The senior international economics major explores the relationship between contraceptive use and women’s decision-making power in Indonesia.
Name: Michaela J. Fogarty '19
Major: International Economics
Minor: Policy Studies
Faculty mentor: Steve DeLoach, professor of economics and chair of the Department of Economics
Title of research: Impacts of Contraception on Women’s Decision-Making Power in Indonesia

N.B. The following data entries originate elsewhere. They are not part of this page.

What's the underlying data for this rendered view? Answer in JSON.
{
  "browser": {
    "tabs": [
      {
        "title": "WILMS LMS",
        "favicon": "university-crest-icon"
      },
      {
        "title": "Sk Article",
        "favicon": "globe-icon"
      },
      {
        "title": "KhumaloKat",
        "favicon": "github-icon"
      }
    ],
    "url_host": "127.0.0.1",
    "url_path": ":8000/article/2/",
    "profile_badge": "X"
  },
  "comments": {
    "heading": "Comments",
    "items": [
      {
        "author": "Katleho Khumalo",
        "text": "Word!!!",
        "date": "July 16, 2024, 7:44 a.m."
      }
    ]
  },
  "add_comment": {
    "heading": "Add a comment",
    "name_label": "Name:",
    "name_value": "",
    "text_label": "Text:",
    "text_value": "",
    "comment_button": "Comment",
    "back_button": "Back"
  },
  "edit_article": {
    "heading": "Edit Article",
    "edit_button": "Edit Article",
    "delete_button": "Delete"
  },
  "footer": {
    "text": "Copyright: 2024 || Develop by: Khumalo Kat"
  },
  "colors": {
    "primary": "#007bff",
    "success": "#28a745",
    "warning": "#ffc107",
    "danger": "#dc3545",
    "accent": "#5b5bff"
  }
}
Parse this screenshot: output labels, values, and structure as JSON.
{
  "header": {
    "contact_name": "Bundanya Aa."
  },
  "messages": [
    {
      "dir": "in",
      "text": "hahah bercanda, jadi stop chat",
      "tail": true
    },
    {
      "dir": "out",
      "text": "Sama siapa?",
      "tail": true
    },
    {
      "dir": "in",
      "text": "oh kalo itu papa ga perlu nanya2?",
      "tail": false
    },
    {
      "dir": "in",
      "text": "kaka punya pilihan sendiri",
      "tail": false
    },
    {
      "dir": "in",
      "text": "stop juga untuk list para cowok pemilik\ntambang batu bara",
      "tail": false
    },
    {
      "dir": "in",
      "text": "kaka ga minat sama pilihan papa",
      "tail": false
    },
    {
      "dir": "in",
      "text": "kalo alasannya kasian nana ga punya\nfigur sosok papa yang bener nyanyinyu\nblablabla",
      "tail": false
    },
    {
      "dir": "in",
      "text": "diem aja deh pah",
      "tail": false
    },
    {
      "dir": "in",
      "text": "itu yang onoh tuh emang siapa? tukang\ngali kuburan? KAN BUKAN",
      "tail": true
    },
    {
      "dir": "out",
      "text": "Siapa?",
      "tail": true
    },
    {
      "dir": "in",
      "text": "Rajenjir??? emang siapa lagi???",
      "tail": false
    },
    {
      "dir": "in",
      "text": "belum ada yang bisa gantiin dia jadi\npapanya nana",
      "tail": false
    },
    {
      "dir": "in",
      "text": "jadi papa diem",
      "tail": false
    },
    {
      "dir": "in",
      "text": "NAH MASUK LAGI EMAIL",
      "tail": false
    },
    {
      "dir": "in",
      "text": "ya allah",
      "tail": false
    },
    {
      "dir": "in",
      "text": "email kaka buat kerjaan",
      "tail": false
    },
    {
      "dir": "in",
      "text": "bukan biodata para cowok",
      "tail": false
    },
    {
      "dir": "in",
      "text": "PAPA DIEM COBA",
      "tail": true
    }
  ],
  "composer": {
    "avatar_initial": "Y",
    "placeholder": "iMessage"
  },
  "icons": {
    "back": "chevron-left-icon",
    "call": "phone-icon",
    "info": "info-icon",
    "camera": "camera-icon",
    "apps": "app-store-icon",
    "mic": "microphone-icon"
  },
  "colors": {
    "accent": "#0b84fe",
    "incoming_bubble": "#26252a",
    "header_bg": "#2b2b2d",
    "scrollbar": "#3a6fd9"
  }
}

Increasing access to contraception has the potential to empower women and improve the economic standing of families across the globe. Many researchers have explored the impacts of contraception on families and the determinants of women’s level of empowerment, but little scholarship exists on their direct relationship. This paper explores the impacts of contraceptive use on women’s empowerment, measured by an index of women’s household decision-making power. Panel data from three rounds of the Indonesian Family Life Survey is used to run multiple regressions with household fixed effects. Results suggest that women who use contraception have input on two additional types of household decisions, compared to women who do not use contraception. Types include decisions on food expenditure, children’s education, and time the wife spends socializing. Though additional research is necessary to prove causation and further understand this relationship, these preliminary findings support that use of contraception increases women's decision-making power in their households.
In other words:
When women in Indonesia use contraception, they gain decision-making power in their households. Access to contraception empowers women.
Explanation of study/potential impact of findings:
These findings provide a quantitative link between women’s empowerment and contraception, which can be used to support the expansion of programs that provide contraception and information about family planning. Contraception should be considered in international initiatives to empower women. Past research has established that increasing access to contraception decreases fertility rates and increases women’s educational attainment; this research provides evidence that contraception may also lead to further empowerment of women.
Why did you pick this topic? How did you get started?
Throughout my college career, I’ve been interested in research on women’s empowerment and the role of women in the world economy. While interning at the Planned Parenthood Federation of America, I heard patient stories about how contraception and family planning services change the lives of women around the world. I wanted to explore the quantitative impacts of contraception in developing parts of the world. My coursework in economics and public health helped prepare me to explore existing data from Indonesia and create a research question.
How has your mentor impacted you/your research process?
Dr. DeLoach has supported me through every step of the research process – crafting my research question, finding data, writing code, interpreting results, communicating my findings, and preparing for presentations and publication. He encouraged me to create a thesis that I am proud to submit to journals for publication. I am grateful for the support I received from him and all the economics faculty.